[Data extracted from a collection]
========

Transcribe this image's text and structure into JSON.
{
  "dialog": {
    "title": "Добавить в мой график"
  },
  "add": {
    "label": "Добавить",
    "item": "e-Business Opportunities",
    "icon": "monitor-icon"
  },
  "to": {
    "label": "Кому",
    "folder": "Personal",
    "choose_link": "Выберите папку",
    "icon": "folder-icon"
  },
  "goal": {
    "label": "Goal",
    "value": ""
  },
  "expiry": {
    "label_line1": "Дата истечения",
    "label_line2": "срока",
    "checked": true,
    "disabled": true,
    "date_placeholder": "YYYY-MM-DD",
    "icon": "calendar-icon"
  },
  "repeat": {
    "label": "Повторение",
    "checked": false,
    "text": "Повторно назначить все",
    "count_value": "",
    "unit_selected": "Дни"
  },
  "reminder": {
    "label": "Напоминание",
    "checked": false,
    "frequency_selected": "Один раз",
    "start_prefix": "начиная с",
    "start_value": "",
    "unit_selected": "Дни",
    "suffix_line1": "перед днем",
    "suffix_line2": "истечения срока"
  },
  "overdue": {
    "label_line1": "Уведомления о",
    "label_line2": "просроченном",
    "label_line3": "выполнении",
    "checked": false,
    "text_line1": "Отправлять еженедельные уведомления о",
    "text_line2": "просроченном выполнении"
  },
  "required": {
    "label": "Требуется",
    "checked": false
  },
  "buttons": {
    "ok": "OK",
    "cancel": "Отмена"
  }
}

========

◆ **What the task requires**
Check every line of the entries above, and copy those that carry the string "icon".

◆ **Result for this exercise**
    "icon": "monitor-icon"
    "icon": "folder-icon"
    "icon": "calendar-icon"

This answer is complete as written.